== WHAT YOU NEED TO DO ==
So long as no pictures are carried over, output the records below exactly.
---
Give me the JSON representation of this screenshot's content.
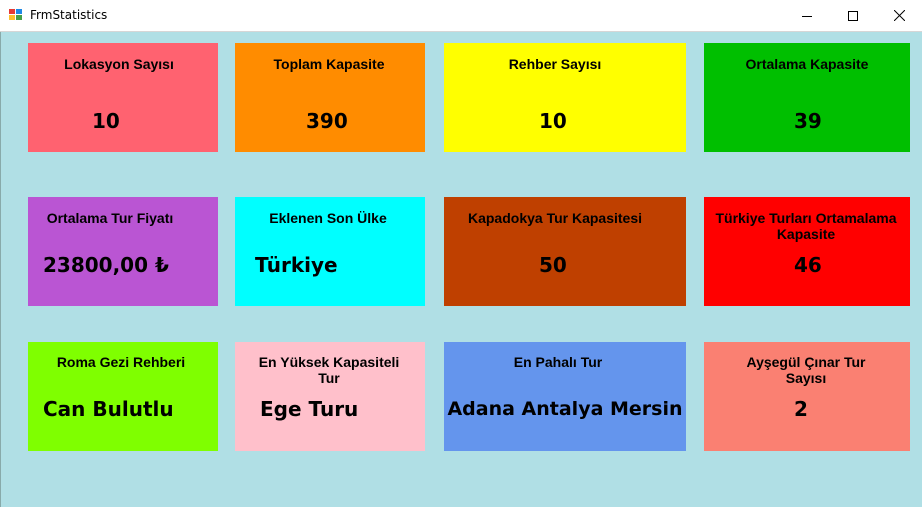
{
  "window": {
    "title": "FrmStatistics"
  },
  "cards": [
    {
      "label": "Lokasyon Sayısı",
      "value": "10",
      "color": "#ff6270"
    },
    {
      "label": "Toplam Kapasite",
      "value": "390",
      "color": "#ff8c00"
    },
    {
      "label": "Rehber Sayısı",
      "value": "10",
      "color": "#ffff00"
    },
    {
      "label": "Ortalama Kapasite",
      "value": "39",
      "color": "#00bf00"
    },
    {
      "label": "Ortalama Tur Fiyatı",
      "value": "23800,00 ₺",
      "color": "#ba55d3"
    },
    {
      "label": "Eklenen Son Ülke",
      "value": "Türkiye",
      "color": "#00ffff"
    },
    {
      "label": "Kapadokya Tur Kapasitesi",
      "value": "50",
      "color": "#bf4000"
    },
    {
      "label": "Türkiye Turları Ortamalama Kapasite",
      "value": "46",
      "color": "#ff0000"
    },
    {
      "label": "Roma Gezi Rehberi",
      "value": "Can Bulutlu",
      "color": "#7fff00"
    },
    {
      "label": "En Yüksek Kapasiteli Tur",
      "value": "Ege Turu",
      "color": "#ffc0cb"
    },
    {
      "label": "En Pahalı Tur",
      "value": "Adana Antalya Mersin",
      "color": "#6495ed"
    },
    {
      "label": "Ayşegül Çınar Tur Sayısı",
      "value": "2",
      "color": "#fa8072"
    }
  ]
}
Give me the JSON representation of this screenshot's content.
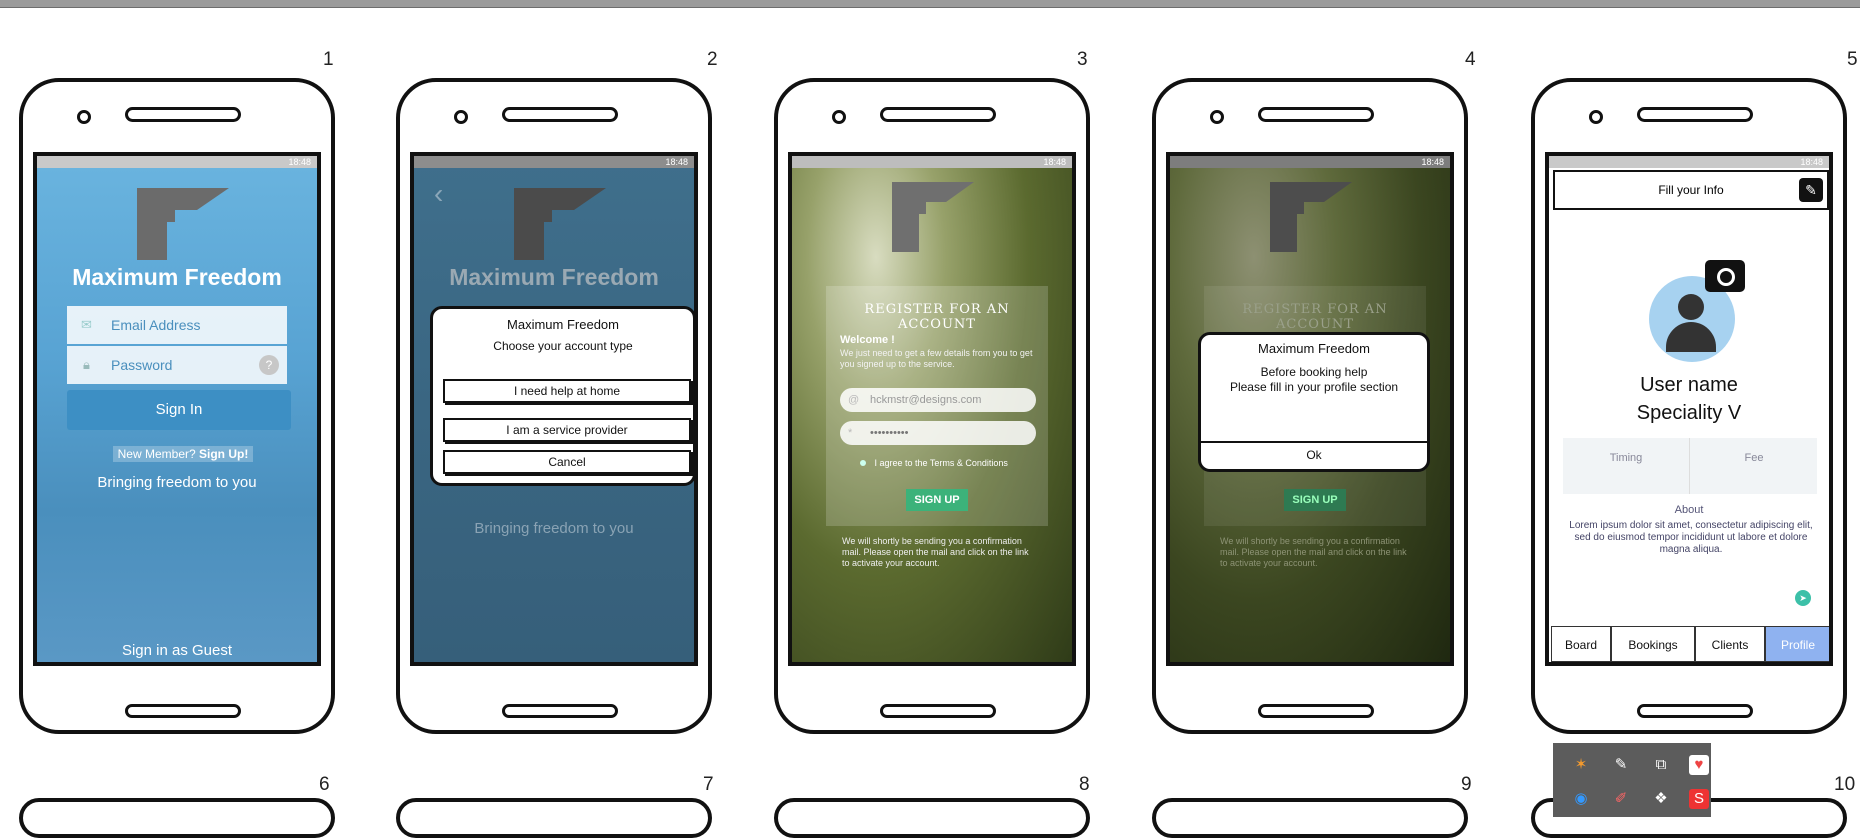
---
== WRITTEN SOLUTION ==
Give me the JSON representation of this screenshot's content.
{
  "window": {
    "title": "FrmStatistics"
  },
  "cards": [
    {
      "label": "Lokasyon Sayısı",
      "value": "10",
      "color": "#ff6270"
    },
    {
      "label": "Toplam Kapasite",
      "value": "390",
      "color": "#ff8c00"
    },
    {
      "label": "Rehber Sayısı",
      "value": "10",
      "color": "#ffff00"
    },
    {
      "label": "Ortalama Kapasite",
      "value": "39",
      "color": "#00bf00"
    },
    {
      "label": "Ortalama Tur Fiyatı",
      "value": "23800,00 ₺",
      "color": "#ba55d3"
    },
    {
      "label": "Eklenen Son Ülke",
      "value": "Türkiye",
      "color": "#00ffff"
    },
    {
      "label": "Kapadokya Tur Kapasitesi",
      "value": "50",
      "color": "#bf4000"
    },
    {
      "label": "Türkiye Turları Ortamalama Kapasite",
      "value": "46",
      "color": "#ff0000"
    },
    {
      "label": "Roma Gezi Rehberi",
      "value": "Can Bulutlu",
      "color": "#7fff00"
    },
    {
      "label": "En Yüksek Kapasiteli Tur",
      "value": "Ege Turu",
      "color": "#ffc0cb"
    },
    {
      "label": "En Pahalı Tur",
      "value": "Adana Antalya Mersin",
      "color": "#6495ed"
    },
    {
      "label": "Ayşegül Çınar Tur Sayısı",
      "value": "2",
      "color": "#fa8072"
    }
  ]
}
Give me the JSON representation of this screenshot's content.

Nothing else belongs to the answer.